Sony axes 'kill Kim' film release
Sony Pictures has cancelled the Christmas Day release of The Interview after hackers threatened terrorists attacks and North America's biggest cinema chains pulled the film from its screens.
In a statement tonight, Sony said it was cancelling The Interview release "in light of the decision by the majority of our exhibitors not to show the film".
The studio, which has been shaken by hacker leaks over the past several weeks, said it respected and shared in the exhibitors' concerns.
"We are deeply saddened at this brazen effort to suppress the distribution of a movie, and in the process do damage to our company, our employees, and the American public," the statement said. "We stand by our filmmakers and their right to free expression and are extremely disappointed by this outcome."
Earlier Regal Cinemas, AMC Entertainment and Cinemark Theatres - the three top multiplex chains in North America - announced that they were postponing any showings of The Interview, a comedy about a TV host (James Franco) and producer (Seth Rogen) tasked by the CIA to assassinate North Korea leader Kim Jong-un (played by Randall Park).
Regal said it was delaying The Interview ''due to wavering support of the film ... by Sony Pictures, as well as the ambiguous nature of any real or perceived security threats".
Sony had offered cinemas the option of bowing out, and when so many of them did - other chains included ArcLight Cinemas, Cineplex Entertainment and Carmike Cinemas -, it left Sony little choice for the release of The Interview.
The seriousness of the threat made in messages posted online by the hacking group that calls itself Guardians of the Peace, is unclear. The Department of Homeland Security said there was "no credible intelligence to indicate an active plot against movie theatres", but noted it was still analysing messages from the group.
The warning prompted authorities in New York and Los Angeles to address measures to beef up security.
The FBI is investigating the identity of the hackers, but suspicion has centered on North Korea, which previously issued warnings over The Interview.
Sony did not say what its plans for The Interview now are, or whether the film's release could potentially happen at a later date.
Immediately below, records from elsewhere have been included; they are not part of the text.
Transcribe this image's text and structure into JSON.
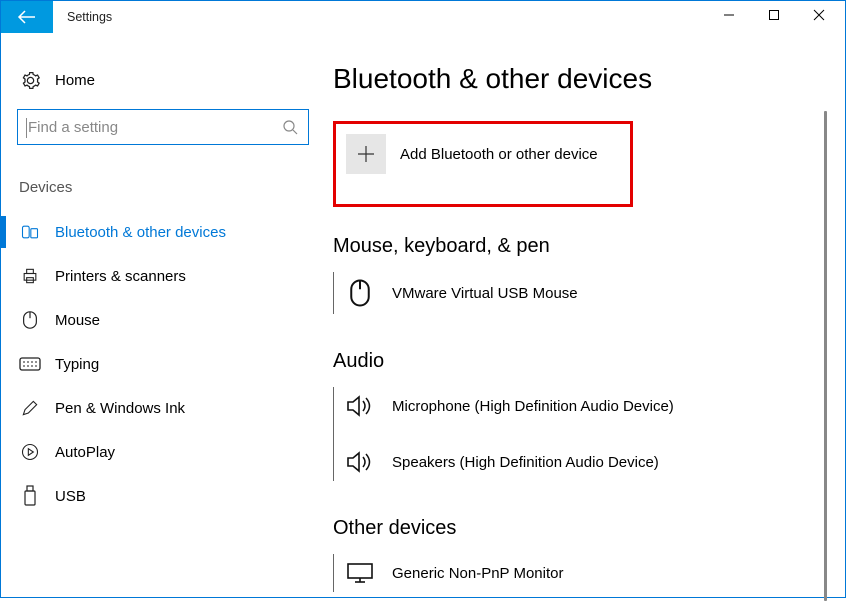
{
  "window": {
    "title": "Settings"
  },
  "sidebar": {
    "home": "Home",
    "search_placeholder": "Find a setting",
    "section_header": "Devices",
    "items": [
      {
        "label": "Bluetooth & other devices",
        "selected": true
      },
      {
        "label": "Printers & scanners"
      },
      {
        "label": "Mouse"
      },
      {
        "label": "Typing"
      },
      {
        "label": "Pen & Windows Ink"
      },
      {
        "label": "AutoPlay"
      },
      {
        "label": "USB"
      }
    ]
  },
  "main": {
    "page_title": "Bluetooth & other devices",
    "add_button_label": "Add Bluetooth or other device",
    "groups": {
      "mouse": {
        "heading": "Mouse, keyboard, & pen",
        "items": [
          {
            "label": "VMware Virtual USB Mouse"
          }
        ]
      },
      "audio": {
        "heading": "Audio",
        "items": [
          {
            "label": "Microphone (High Definition Audio Device)"
          },
          {
            "label": "Speakers (High Definition Audio Device)"
          }
        ]
      },
      "other": {
        "heading": "Other devices",
        "items": [
          {
            "label": "Generic Non-PnP Monitor"
          }
        ]
      }
    }
  }
}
Conjecture has centred on the possibility of an unprecedented on-demand release that would distribute the film without risk to cinema operators. No wide-release studio film has ever been first released on VOD, out of protection of the cinema business.